* [Material for this task]:

——

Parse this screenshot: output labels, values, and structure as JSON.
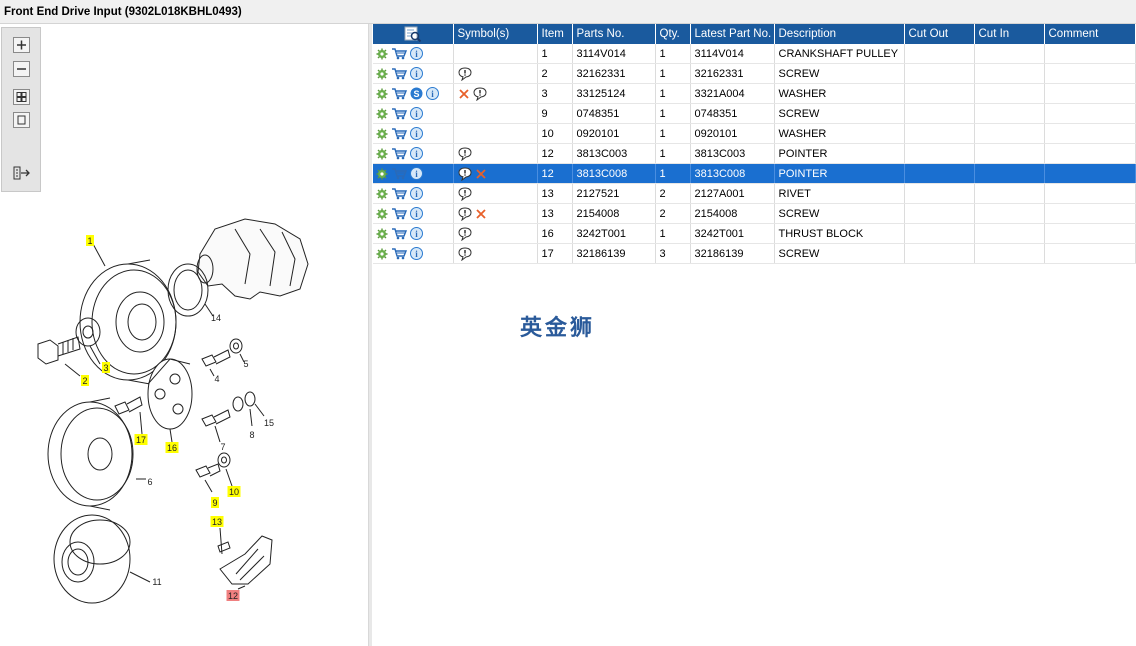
{
  "title": "Front End Drive Input (9302L018KBHL0493)",
  "watermark": "英金狮",
  "columns": {
    "symbols": "Symbol(s)",
    "item": "Item",
    "parts_no": "Parts No.",
    "qty": "Qty.",
    "latest": "Latest Part No.",
    "description": "Description",
    "cut_out": "Cut Out",
    "cut_in": "Cut In",
    "comment": "Comment"
  },
  "rows": [
    {
      "item": "1",
      "parts_no": "3114V014",
      "qty": "1",
      "latest": "3114V014",
      "description": "CRANKSHAFT PULLEY",
      "cut_out": "",
      "cut_in": "",
      "comment": "",
      "s_icon": false,
      "comment_icon": false,
      "cross_icon": false,
      "cross_first": false,
      "selected": false
    },
    {
      "item": "2",
      "parts_no": "32162331",
      "qty": "1",
      "latest": "32162331",
      "description": "SCREW",
      "cut_out": "",
      "cut_in": "",
      "comment": "",
      "s_icon": false,
      "comment_icon": true,
      "cross_icon": false,
      "cross_first": false,
      "selected": false
    },
    {
      "item": "3",
      "parts_no": "33125124",
      "qty": "1",
      "latest": "3321A004",
      "description": "WASHER",
      "cut_out": "",
      "cut_in": "",
      "comment": "",
      "s_icon": true,
      "comment_icon": true,
      "cross_icon": true,
      "cross_first": true,
      "selected": false
    },
    {
      "item": "9",
      "parts_no": "0748351",
      "qty": "1",
      "latest": "0748351",
      "description": "SCREW",
      "cut_out": "",
      "cut_in": "",
      "comment": "",
      "s_icon": false,
      "comment_icon": false,
      "cross_icon": false,
      "cross_first": false,
      "selected": false
    },
    {
      "item": "10",
      "parts_no": "0920101",
      "qty": "1",
      "latest": "0920101",
      "description": "WASHER",
      "cut_out": "",
      "cut_in": "",
      "comment": "",
      "s_icon": false,
      "comment_icon": false,
      "cross_icon": false,
      "cross_first": false,
      "selected": false
    },
    {
      "item": "12",
      "parts_no": "3813C003",
      "qty": "1",
      "latest": "3813C003",
      "description": "POINTER",
      "cut_out": "",
      "cut_in": "",
      "comment": "",
      "s_icon": false,
      "comment_icon": true,
      "cross_icon": false,
      "cross_first": false,
      "selected": false
    },
    {
      "item": "12",
      "parts_no": "3813C008",
      "qty": "1",
      "latest": "3813C008",
      "description": "POINTER",
      "cut_out": "",
      "cut_in": "",
      "comment": "",
      "s_icon": false,
      "comment_icon": true,
      "cross_icon": true,
      "cross_first": false,
      "selected": true
    },
    {
      "item": "13",
      "parts_no": "2127521",
      "qty": "2",
      "latest": "2127A001",
      "description": "RIVET",
      "cut_out": "",
      "cut_in": "",
      "comment": "",
      "s_icon": false,
      "comment_icon": true,
      "cross_icon": false,
      "cross_first": false,
      "selected": false
    },
    {
      "item": "13",
      "parts_no": "2154008",
      "qty": "2",
      "latest": "2154008",
      "description": "SCREW",
      "cut_out": "",
      "cut_in": "",
      "comment": "",
      "s_icon": false,
      "comment_icon": true,
      "cross_icon": true,
      "cross_first": false,
      "selected": false
    },
    {
      "item": "16",
      "parts_no": "3242T001",
      "qty": "1",
      "latest": "3242T001",
      "description": "THRUST BLOCK",
      "cut_out": "",
      "cut_in": "",
      "comment": "",
      "s_icon": false,
      "comment_icon": true,
      "cross_icon": false,
      "cross_first": false,
      "selected": false
    },
    {
      "item": "17",
      "parts_no": "32186139",
      "qty": "3",
      "latest": "32186139",
      "description": "SCREW",
      "cut_out": "",
      "cut_in": "",
      "comment": "",
      "s_icon": false,
      "comment_icon": true,
      "cross_icon": false,
      "cross_first": false,
      "selected": false
    }
  ],
  "drawing": {
    "callouts": [
      "1",
      "2",
      "3",
      "4",
      "5",
      "6",
      "7",
      "8",
      "9",
      "10",
      "11",
      "12",
      "13",
      "14",
      "15",
      "16",
      "17"
    ],
    "highlighted": [
      "1",
      "2",
      "3",
      "9",
      "10",
      "13",
      "16",
      "17"
    ],
    "selected": "12"
  },
  "toolbar": [
    "zoom-in-icon",
    "zoom-out-icon",
    "fit-page-icon",
    "actual-size-icon",
    "export-icon"
  ],
  "colors": {
    "header": "#1a5a9e",
    "selected_row": "#1a6fd0",
    "callout_yellow": "#ffff00",
    "callout_red": "#f08080"
  }
}
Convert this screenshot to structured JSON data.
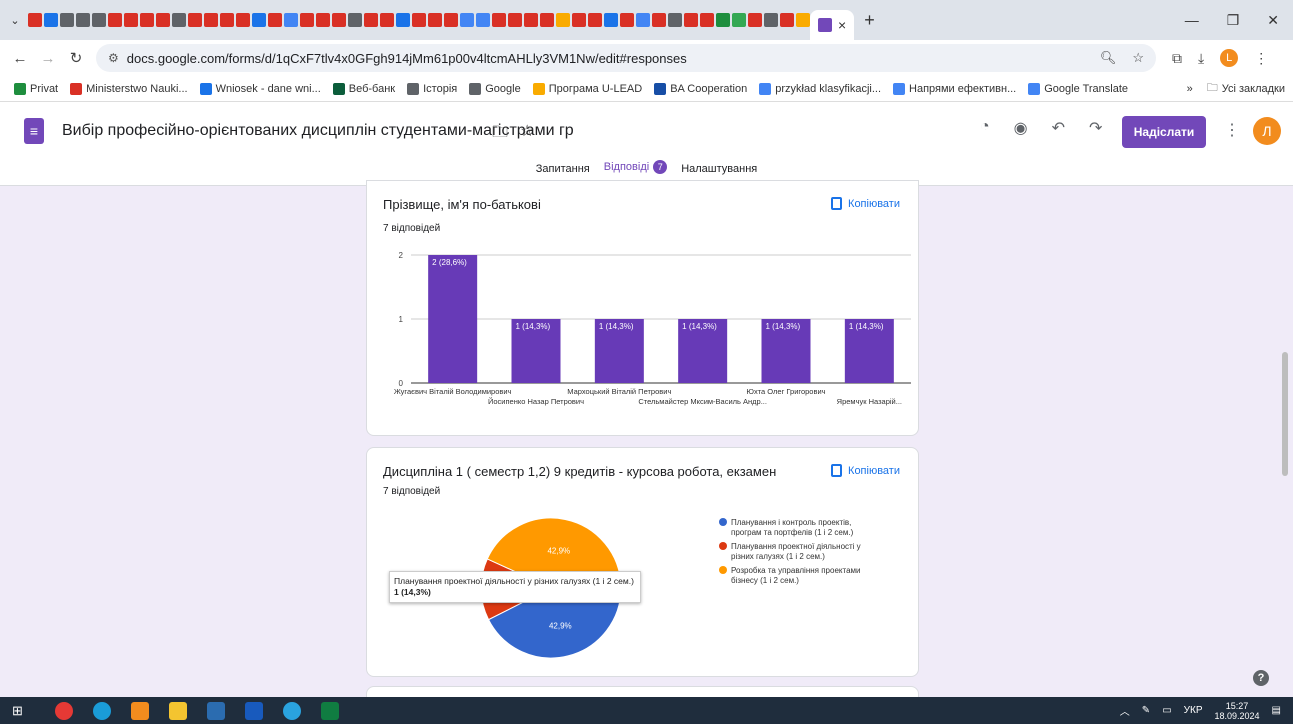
{
  "browser": {
    "tab_close": "×",
    "new_tab": "+",
    "url": "docs.google.com/forms/d/1qCxF7tlv4x0GFgh914jMm61p00v4ltcmAHLly3VM1Nw/edit#responses",
    "profile_letter": "L",
    "bookmarks": [
      {
        "label": "Privat",
        "color": "#1e8e3e"
      },
      {
        "label": "Ministerstwo Nauki...",
        "color": "#d93025"
      },
      {
        "label": "Wniosek - dane wni...",
        "color": "#1a73e8"
      },
      {
        "label": "Веб-банк",
        "color": "#0b5d3b"
      },
      {
        "label": "Історія",
        "color": "#5f6368"
      },
      {
        "label": "Google",
        "color": "#5f6368"
      },
      {
        "label": "Програма U-LEAD",
        "color": "#f9ab00"
      },
      {
        "label": "BA Cooperation",
        "color": "#174ea6"
      },
      {
        "label": "przykład klasyfikacji...",
        "color": "#4285f4"
      },
      {
        "label": "Напрями ефективн...",
        "color": "#4285f4"
      },
      {
        "label": "Google Translate",
        "color": "#4285f4"
      }
    ],
    "bookmarks_more": "»",
    "all_bookmarks": "Усі закладки"
  },
  "forms": {
    "title": "Вибір професійно-орієнтованих дисциплін студентами-магістрами гр",
    "send_label": "Надіслати",
    "avatar_letter": "Л",
    "tabs": [
      {
        "label": "Запитання"
      },
      {
        "label": "Відповіді",
        "badge": "7"
      },
      {
        "label": "Налаштування"
      }
    ]
  },
  "card1": {
    "title": "Прізвище, ім'я по-батькові",
    "responses": "7 відповідей",
    "copy_label": "Копіювати"
  },
  "card2": {
    "title": "Дисципліна 1 ( семестр 1,2) 9 кредитів - курсова робота, екзамен",
    "responses": "7 відповідей",
    "copy_label": "Копіювати",
    "tooltip_title": "Планування проектної діяльності у різних галузях (1 і 2 сем.)",
    "tooltip_value": "1 (14,3%)"
  },
  "taskbar": {
    "lang": "УКР",
    "time": "15:27",
    "date": "18.09.2024"
  },
  "chart_data": [
    {
      "type": "bar",
      "categories": [
        "Жугаєвич Віталій Володимирович",
        "Йосипенко Назар Петрович",
        "Мархоцький Віталій Петрович",
        "Стельмайстер Мксим-Василь Андр...",
        "Юхта Олег Григорович",
        "Яремчук Назарій..."
      ],
      "values": [
        2,
        1,
        1,
        1,
        1,
        1
      ],
      "data_labels": [
        "2 (28,6%)",
        "1 (14,3%)",
        "1 (14,3%)",
        "1 (14,3%)",
        "1 (14,3%)",
        "1 (14,3%)"
      ],
      "ylim": [
        0,
        2
      ],
      "yticks": [
        0,
        1,
        2
      ],
      "color": "#673ab7",
      "grid": true
    },
    {
      "type": "pie",
      "slices": [
        {
          "label": "Планування і контроль проектів, програм та портфелів (1 і 2 сем.)",
          "value": 3,
          "percent_label": "42,9%",
          "color": "#3366cc"
        },
        {
          "label": "Планування проектної діяльності у різних галузях (1 і 2 сем.)",
          "value": 1,
          "percent_label": "",
          "color": "#dc3912"
        },
        {
          "label": "Розробка та управління проектами бізнесу (1 і 2 сем.)",
          "value": 3,
          "percent_label": "42,9%",
          "color": "#ff9900"
        }
      ],
      "legend_position": "right"
    }
  ]
}
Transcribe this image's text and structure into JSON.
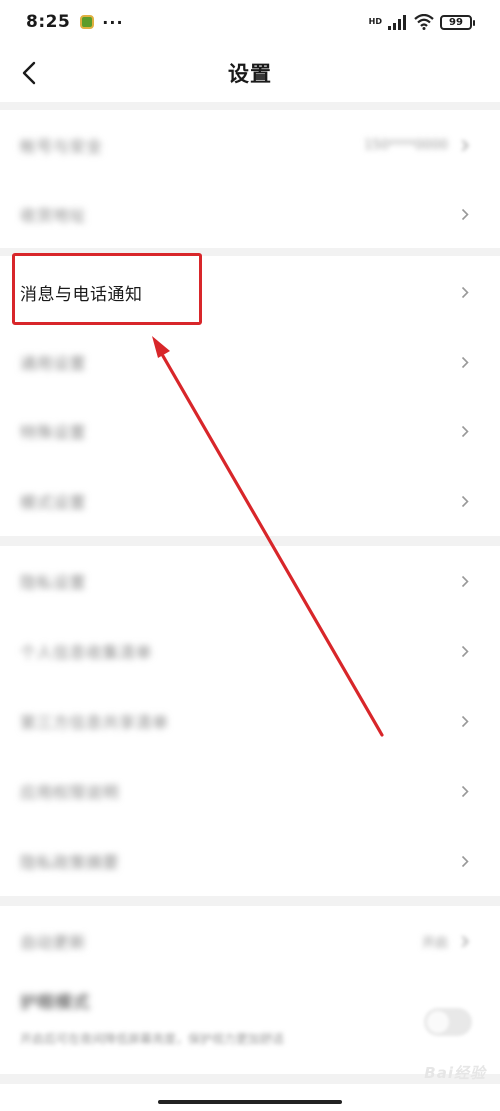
{
  "status_bar": {
    "time": "8:25",
    "more": "···",
    "network": "HD",
    "battery": "99"
  },
  "nav": {
    "title": "设置"
  },
  "section1": [
    {
      "label": "帐号与安全",
      "value": "150****0000"
    },
    {
      "label": "收货地址"
    }
  ],
  "section2": [
    {
      "label": "消息与电话通知"
    },
    {
      "label": "通用设置"
    },
    {
      "label": "特殊设置"
    },
    {
      "label": "模式设置"
    }
  ],
  "section3": [
    {
      "label": "隐私设置"
    },
    {
      "label": "个人信息收集清单"
    },
    {
      "label": "第三方信息共享清单"
    },
    {
      "label": "应用权限说明"
    },
    {
      "label": "隐私政策摘要"
    }
  ],
  "section4": {
    "row1": {
      "label": "自动更新",
      "value": "开启"
    },
    "row2": {
      "label": "护眼模式",
      "sublabel": "开启后可在夜间降低屏幕亮度，保护视力更加舒适"
    }
  },
  "watermark": "Bai经验"
}
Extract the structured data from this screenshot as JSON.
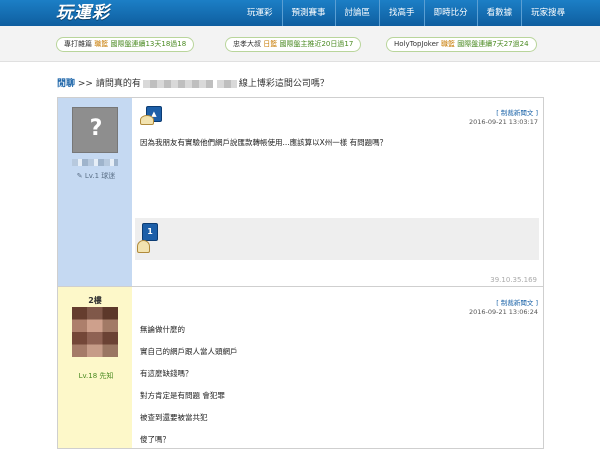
{
  "header": {
    "logo": "玩運彩",
    "nav": [
      "玩運彩",
      "預測賽事",
      "討論區",
      "找高手",
      "即時比分",
      "看數據",
      "玩家搜尋"
    ]
  },
  "ticker": [
    {
      "user": "專打雜篇",
      "tag": "職籃",
      "text": "國際盤連續13天18過18"
    },
    {
      "user": "忠孝大叔",
      "tag": "日籃",
      "text": "國際盤主推近20日過17"
    },
    {
      "user": "HolyTopJoker",
      "tag": "職籃",
      "text": "國際盤連續7天27過24"
    }
  ],
  "breadcrumb": {
    "home": "閒聊",
    "sep": ">>",
    "title_start": "請問真的有",
    "title_end": "線上博彩這間公司嗎？"
  },
  "posts": [
    {
      "avatar_glyph": "?",
      "level": "✎ Lv.1 球迷",
      "badge_label": "1",
      "report": "[ 制裁新聞文 ]",
      "time": "2016-09-21 13:03:17",
      "body": "因為我朋友有實驗他們網戶說匯款轉帳使用...應該算以X州一樣 有問題嗎？",
      "ip": "39.10.35.169"
    },
    {
      "floor": "2樓",
      "level": "Lv.18 先知",
      "report": "[ 制裁新聞文 ]",
      "time": "2016-09-21 13:06:24",
      "lines": [
        "無論做什麼的",
        "實自己的網戶跟人當人頭網戶",
        "有這麼缺錢嗎？",
        "對方肯定是有問題 會犯罪",
        "被查到還要被當共犯",
        "傻了嗎？"
      ]
    }
  ]
}
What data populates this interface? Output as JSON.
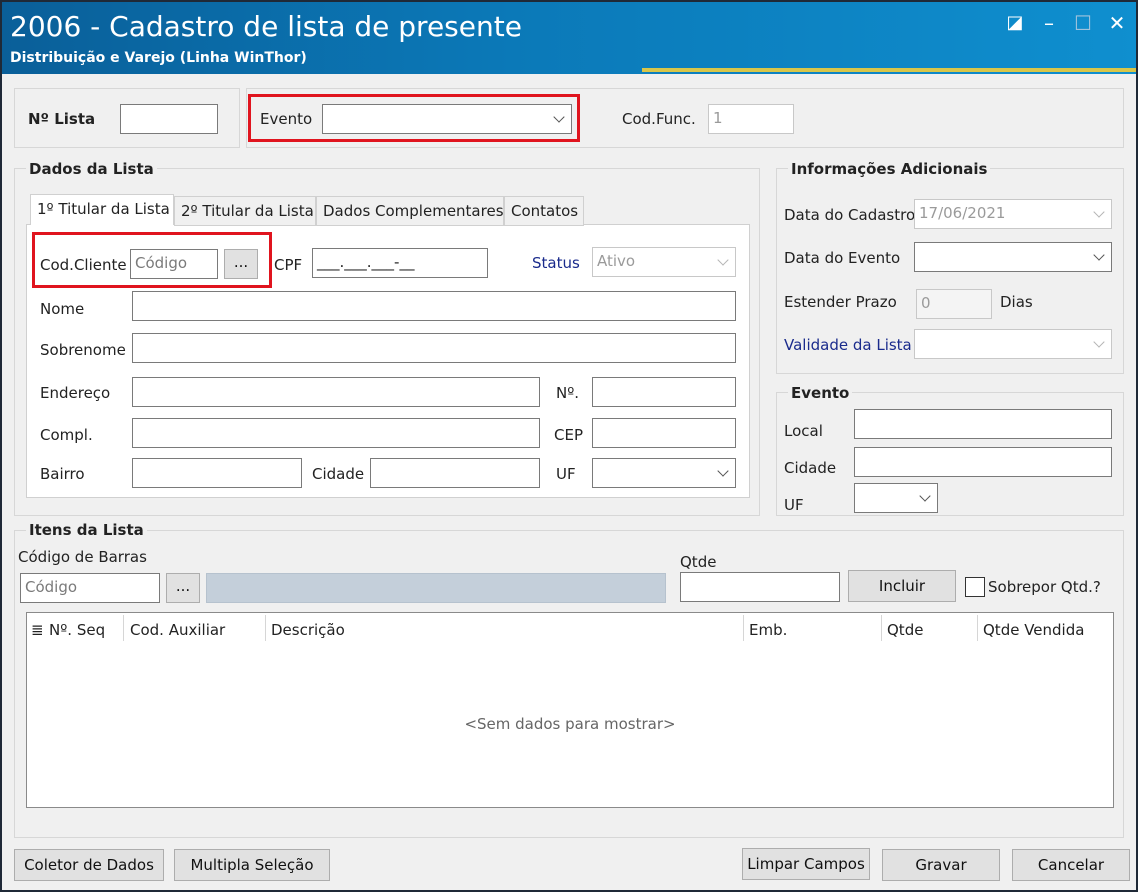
{
  "window": {
    "title": "2006 - Cadastro de lista de presente",
    "subtitle": "Distribuição e Varejo (Linha WinThor)",
    "buttons": {
      "restore_icon": "◪",
      "minimize": "–",
      "maximize": "☐",
      "close": "✕"
    }
  },
  "header": {
    "lista_label": "Nº Lista",
    "lista_value": "",
    "evento_label": "Evento",
    "evento_value": "",
    "codfunc_label": "Cod.Func.",
    "codfunc_value": "1"
  },
  "dados_lista": {
    "title": "Dados da Lista",
    "tabs": [
      "1º Titular da Lista",
      "2º Titular da Lista",
      "Dados Complementares",
      "Contatos"
    ],
    "cod_cliente_label": "Cod.Cliente",
    "cod_cliente_placeholder": "Código",
    "lookup_button": "...",
    "cpf_label": "CPF",
    "cpf_mask": "___.___.___-__",
    "status_label": "Status",
    "status_value": "Ativo",
    "nome_label": "Nome",
    "sobrenome_label": "Sobrenome",
    "endereco_label": "Endereço",
    "numero_label": "Nº.",
    "compl_label": "Compl.",
    "cep_label": "CEP",
    "bairro_label": "Bairro",
    "cidade_label": "Cidade",
    "uf_label": "UF"
  },
  "info_adicionais": {
    "title": "Informações Adicionais",
    "data_cadastro_label": "Data do Cadastro",
    "data_cadastro_value": "17/06/2021",
    "data_evento_label": "Data do Evento",
    "data_evento_value": "",
    "estender_prazo_label": "Estender Prazo",
    "estender_prazo_value": "0",
    "dias_label": "Dias",
    "validade_label": "Validade da Lista",
    "validade_value": ""
  },
  "evento": {
    "title": "Evento",
    "local_label": "Local",
    "cidade_label": "Cidade",
    "uf_label": "UF"
  },
  "itens": {
    "title": "Itens da Lista",
    "codigo_barras_label": "Código de Barras",
    "codigo_placeholder": "Código",
    "lookup_button": "...",
    "qtde_label": "Qtde",
    "incluir_button": "Incluir",
    "sobrepor_label": "Sobrepor Qtd.?",
    "sobrepor_checked": false,
    "grid_icon": "≣",
    "columns": [
      "Nº. Seq",
      "Cod. Auxiliar",
      "Descrição",
      "Emb.",
      "Qtde",
      "Qtde Vendida"
    ],
    "empty_text": "<Sem dados para mostrar>"
  },
  "footer": {
    "coletor": "Coletor de Dados",
    "multipla": "Multipla Seleção",
    "limpar": "Limpar Campos",
    "gravar": "Gravar",
    "cancelar": "Cancelar"
  },
  "colors": {
    "titlebar": "#0b79b8",
    "highlight": "#e0141e",
    "accent_line": "#d8c64a",
    "label_blue": "#1a2b8c"
  }
}
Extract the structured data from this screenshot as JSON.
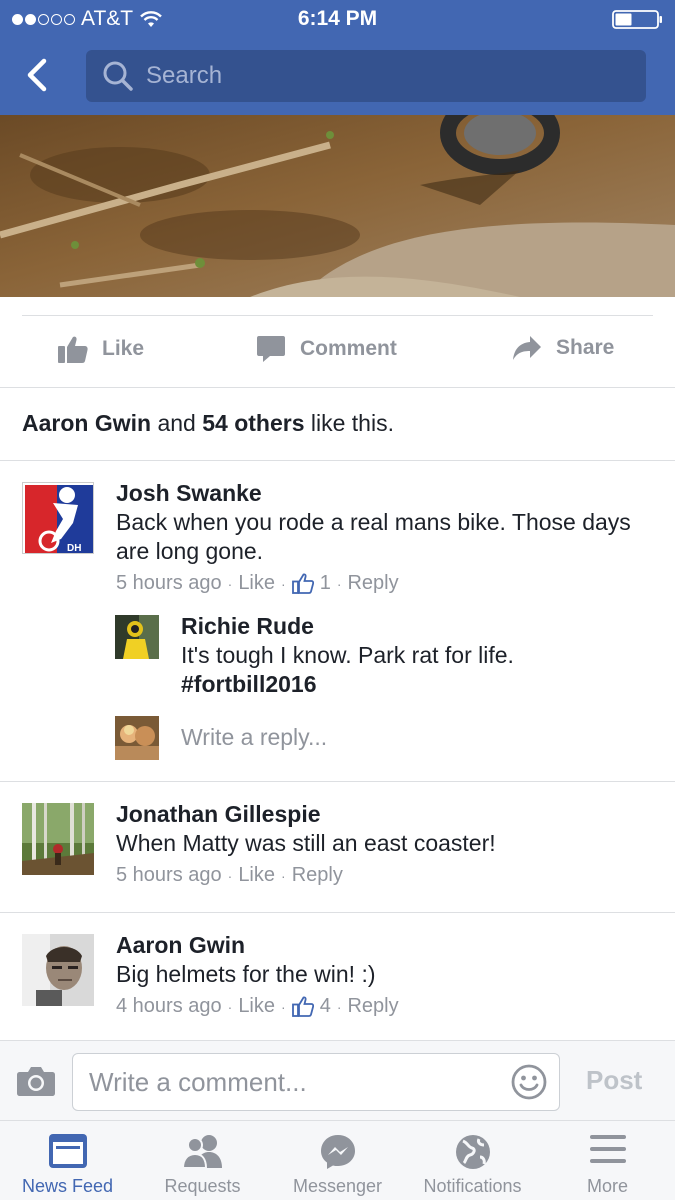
{
  "status_bar": {
    "carrier": "AT&T",
    "time": "6:14 PM",
    "signal_bars": 2
  },
  "header": {
    "search_placeholder": "Search"
  },
  "post_actions": {
    "like": "Like",
    "comment": "Comment",
    "share": "Share"
  },
  "likes_summary": {
    "first_name": "Aaron Gwin",
    "connector": " and ",
    "others": "54 others",
    "suffix": " like this."
  },
  "comments": [
    {
      "name": "Josh Swanke",
      "text": "Back when you rode a real mans bike. Those days are long gone.",
      "time": "5 hours ago",
      "like": "Like",
      "reactions": "1",
      "reply": "Reply",
      "replies": [
        {
          "name": "Richie Rude",
          "text": "It's tough I know. Park rat for life.",
          "tag": "#fortbill2016"
        }
      ],
      "reply_placeholder": "Write a reply..."
    },
    {
      "name": "Jonathan Gillespie",
      "text": "When Matty was still an east coaster!",
      "time": "5 hours ago",
      "like": "Like",
      "reply": "Reply"
    },
    {
      "name": "Aaron Gwin",
      "text": "Big helmets for the win! :)",
      "time": "4 hours ago",
      "like": "Like",
      "reactions": "4",
      "reply": "Reply"
    }
  ],
  "composer": {
    "placeholder": "Write a comment...",
    "post_label": "Post"
  },
  "tabs": [
    {
      "label": "News Feed",
      "icon": "news-feed-icon",
      "active": true
    },
    {
      "label": "Requests",
      "icon": "friend-requests-icon"
    },
    {
      "label": "Messenger",
      "icon": "messenger-icon"
    },
    {
      "label": "Notifications",
      "icon": "globe-icon"
    },
    {
      "label": "More",
      "icon": "menu-icon"
    }
  ],
  "colors": {
    "brand": "#4267b2",
    "muted": "#90949c",
    "text": "#1d2129"
  }
}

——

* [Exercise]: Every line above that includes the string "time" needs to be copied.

* [Written response]:
    "time": "15:27",
    "time": "8:25",
      "time": "2016-09-21 13:03:17",
      "time": "2016-09-21 13:06:24",
    "time": "6:14 PM",
      "time": "5 hours ago",
      "time": "5 hours ago",
      "time": "4 hours ago",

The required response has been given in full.